Sunlight link to obesity and diabetes
Friday, October 24, 2014
Researchers from the Telethon Kids Institute and Harry Perkins Institute of Medical Research have found that small regular doses of sunlight suppress the development of obesity.
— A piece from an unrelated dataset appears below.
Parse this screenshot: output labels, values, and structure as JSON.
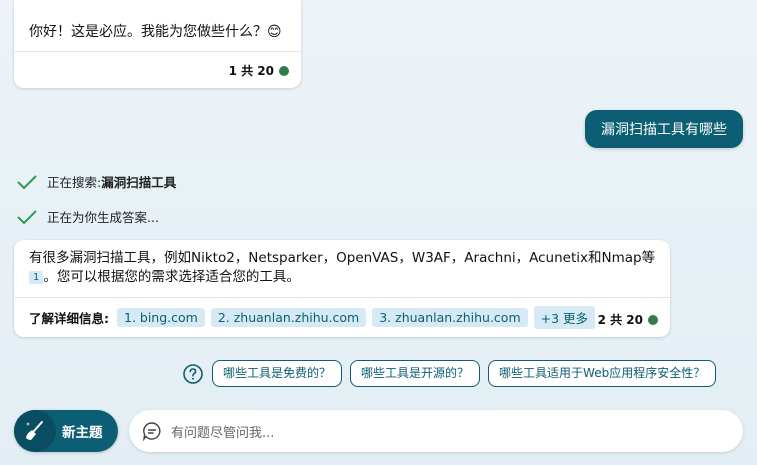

The findings have been published in the journal Diabetes.
Leading this project, Telethon Kids researcher Dr Shelley Gorman said the team found that regular exposure of the skin to moderate amounts of ultraviolet radiation suppressed the development of obesity and the metabolic syndrome.
"We have shown that skin exposure to both high dose (around 10 minutes in midday summer sun) and low dose (around 2-3 minutes in midday summer sun) ultraviolet radiation suppresses the development of obesity and diabetes symptoms in mice fed a high fat diet," Dr Gorman said.
"We didn't observe the same effect in mice fed a diet that included vitamin D supplements so the mechanism seems to be due to other factors induced by sunlight not vitamin D."
Dr Gorman said the findings are important as they suggest that
casual exposure of the skin to sunlight, together with plenty of
exercise and a healthy diet, may help prevent the development of
obesity in children.
She said further research was needed to better understand this effect and how we can better harness the sun to improve our metabolic health.
However, Dr Gorman said it was important that anyone concerned about the health benefits of exposure to ultraviolet radiation from sunlight consult current guidelines on safe levels of exposure.
Co-author Professor Prue Hart from Telethon Kids said that whilst this research has significance around the globe it is particularly important in Australia. "Given our climate and our lifestyle our research is very relevant to the future health and wellbeing of our kids and we look forward to expanding on it."
Obesity has significant effects on our health and wellbeing: obese people have increased comorbidities resulting from cardiovascular disease, type-2 diabetes, breast and colon cancers, dementia and depression.
Last updated: Wednesday, August 5, 2015